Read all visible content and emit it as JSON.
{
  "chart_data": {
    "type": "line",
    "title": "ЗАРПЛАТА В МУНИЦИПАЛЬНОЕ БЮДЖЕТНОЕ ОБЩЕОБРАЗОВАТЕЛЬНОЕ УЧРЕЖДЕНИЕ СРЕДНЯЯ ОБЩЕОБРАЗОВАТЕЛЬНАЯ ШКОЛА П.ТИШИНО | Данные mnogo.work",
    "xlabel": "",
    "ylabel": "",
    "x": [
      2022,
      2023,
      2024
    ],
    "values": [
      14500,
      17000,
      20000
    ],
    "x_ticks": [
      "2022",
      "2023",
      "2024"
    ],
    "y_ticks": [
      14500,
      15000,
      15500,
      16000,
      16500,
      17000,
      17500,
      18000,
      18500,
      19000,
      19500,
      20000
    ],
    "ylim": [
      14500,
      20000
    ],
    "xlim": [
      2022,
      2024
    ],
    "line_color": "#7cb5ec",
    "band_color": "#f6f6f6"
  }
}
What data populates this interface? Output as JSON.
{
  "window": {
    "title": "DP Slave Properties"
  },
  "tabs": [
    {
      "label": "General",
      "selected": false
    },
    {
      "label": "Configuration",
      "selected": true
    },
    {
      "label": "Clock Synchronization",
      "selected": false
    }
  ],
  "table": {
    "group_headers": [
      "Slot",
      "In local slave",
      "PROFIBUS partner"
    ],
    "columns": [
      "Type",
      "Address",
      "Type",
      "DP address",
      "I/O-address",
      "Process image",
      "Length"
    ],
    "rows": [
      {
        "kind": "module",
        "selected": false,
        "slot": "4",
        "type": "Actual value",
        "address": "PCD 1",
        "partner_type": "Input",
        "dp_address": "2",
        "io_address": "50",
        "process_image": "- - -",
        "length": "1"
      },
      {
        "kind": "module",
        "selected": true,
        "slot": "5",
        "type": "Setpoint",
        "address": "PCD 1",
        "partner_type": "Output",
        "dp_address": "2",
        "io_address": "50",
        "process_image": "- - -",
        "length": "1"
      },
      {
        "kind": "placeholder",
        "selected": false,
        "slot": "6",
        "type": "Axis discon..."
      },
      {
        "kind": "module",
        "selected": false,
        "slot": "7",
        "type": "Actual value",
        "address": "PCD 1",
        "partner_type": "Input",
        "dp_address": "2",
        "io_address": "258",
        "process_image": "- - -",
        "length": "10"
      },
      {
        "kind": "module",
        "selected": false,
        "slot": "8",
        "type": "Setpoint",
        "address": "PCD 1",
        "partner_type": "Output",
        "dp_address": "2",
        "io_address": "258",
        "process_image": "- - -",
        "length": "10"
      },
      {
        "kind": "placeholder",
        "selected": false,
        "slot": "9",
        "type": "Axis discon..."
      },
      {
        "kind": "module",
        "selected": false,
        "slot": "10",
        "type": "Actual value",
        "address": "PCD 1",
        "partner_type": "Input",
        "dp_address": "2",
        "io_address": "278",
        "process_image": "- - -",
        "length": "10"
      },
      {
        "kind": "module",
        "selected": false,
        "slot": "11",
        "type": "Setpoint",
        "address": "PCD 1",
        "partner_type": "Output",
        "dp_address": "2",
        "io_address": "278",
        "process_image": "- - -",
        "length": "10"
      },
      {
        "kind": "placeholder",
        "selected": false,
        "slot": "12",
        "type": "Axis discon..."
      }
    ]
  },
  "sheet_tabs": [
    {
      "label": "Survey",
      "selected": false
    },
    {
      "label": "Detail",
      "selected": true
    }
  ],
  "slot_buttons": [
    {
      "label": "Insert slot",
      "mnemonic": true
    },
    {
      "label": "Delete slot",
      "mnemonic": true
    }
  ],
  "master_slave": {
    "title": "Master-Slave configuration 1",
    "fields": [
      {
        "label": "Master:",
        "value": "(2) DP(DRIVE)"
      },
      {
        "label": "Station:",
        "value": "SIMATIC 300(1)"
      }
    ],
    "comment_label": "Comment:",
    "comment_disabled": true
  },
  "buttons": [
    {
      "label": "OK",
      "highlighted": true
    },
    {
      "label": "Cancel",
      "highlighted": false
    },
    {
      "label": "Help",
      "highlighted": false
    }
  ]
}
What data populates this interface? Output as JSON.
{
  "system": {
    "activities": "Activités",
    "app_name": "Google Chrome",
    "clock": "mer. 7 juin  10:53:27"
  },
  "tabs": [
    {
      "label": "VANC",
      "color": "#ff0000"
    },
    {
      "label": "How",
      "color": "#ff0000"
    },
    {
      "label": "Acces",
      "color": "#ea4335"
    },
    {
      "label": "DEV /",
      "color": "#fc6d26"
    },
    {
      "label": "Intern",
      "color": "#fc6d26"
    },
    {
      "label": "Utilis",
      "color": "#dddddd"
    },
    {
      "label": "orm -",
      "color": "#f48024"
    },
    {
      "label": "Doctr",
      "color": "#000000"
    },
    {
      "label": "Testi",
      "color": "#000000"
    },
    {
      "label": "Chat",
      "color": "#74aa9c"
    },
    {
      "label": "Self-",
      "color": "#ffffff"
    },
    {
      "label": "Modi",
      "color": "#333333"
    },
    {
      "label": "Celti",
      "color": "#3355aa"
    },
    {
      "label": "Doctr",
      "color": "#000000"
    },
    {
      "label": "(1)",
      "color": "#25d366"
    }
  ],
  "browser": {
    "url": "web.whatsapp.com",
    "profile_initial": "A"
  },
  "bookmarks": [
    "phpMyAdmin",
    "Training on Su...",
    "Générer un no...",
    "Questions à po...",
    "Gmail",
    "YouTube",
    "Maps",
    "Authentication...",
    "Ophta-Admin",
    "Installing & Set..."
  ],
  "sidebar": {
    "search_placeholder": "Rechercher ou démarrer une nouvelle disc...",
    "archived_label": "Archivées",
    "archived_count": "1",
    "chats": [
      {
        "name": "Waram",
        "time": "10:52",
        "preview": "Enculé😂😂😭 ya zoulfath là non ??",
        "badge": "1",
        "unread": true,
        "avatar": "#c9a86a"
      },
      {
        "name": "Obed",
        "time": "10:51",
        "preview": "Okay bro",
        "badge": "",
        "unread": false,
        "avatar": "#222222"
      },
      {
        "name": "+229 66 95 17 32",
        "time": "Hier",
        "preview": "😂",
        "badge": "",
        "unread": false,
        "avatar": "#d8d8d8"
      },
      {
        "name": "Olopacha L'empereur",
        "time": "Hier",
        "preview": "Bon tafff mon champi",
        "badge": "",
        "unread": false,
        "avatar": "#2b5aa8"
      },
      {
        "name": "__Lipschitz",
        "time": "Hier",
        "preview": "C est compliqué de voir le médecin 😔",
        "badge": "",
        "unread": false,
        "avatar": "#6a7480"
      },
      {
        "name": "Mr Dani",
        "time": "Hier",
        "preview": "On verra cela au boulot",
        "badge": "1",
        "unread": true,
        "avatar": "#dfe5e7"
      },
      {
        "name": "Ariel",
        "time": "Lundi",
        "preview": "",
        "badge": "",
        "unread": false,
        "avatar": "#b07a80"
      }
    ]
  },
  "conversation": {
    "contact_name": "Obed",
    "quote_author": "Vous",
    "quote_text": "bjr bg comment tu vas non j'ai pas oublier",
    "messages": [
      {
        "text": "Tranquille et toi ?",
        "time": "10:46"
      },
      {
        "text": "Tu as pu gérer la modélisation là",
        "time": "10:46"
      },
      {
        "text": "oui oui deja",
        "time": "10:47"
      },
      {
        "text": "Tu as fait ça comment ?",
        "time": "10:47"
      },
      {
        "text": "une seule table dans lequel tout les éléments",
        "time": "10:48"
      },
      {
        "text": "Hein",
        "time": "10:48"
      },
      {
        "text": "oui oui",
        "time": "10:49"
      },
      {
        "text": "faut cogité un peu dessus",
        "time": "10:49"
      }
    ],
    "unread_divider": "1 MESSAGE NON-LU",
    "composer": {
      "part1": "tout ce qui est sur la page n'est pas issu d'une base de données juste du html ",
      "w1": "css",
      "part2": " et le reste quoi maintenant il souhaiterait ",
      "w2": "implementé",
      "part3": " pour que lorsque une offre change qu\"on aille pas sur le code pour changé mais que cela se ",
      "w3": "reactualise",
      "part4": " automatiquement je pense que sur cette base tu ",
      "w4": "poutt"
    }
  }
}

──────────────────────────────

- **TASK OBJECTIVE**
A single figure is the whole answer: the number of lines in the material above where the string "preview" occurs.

- **EXPECTED ANSWER**
7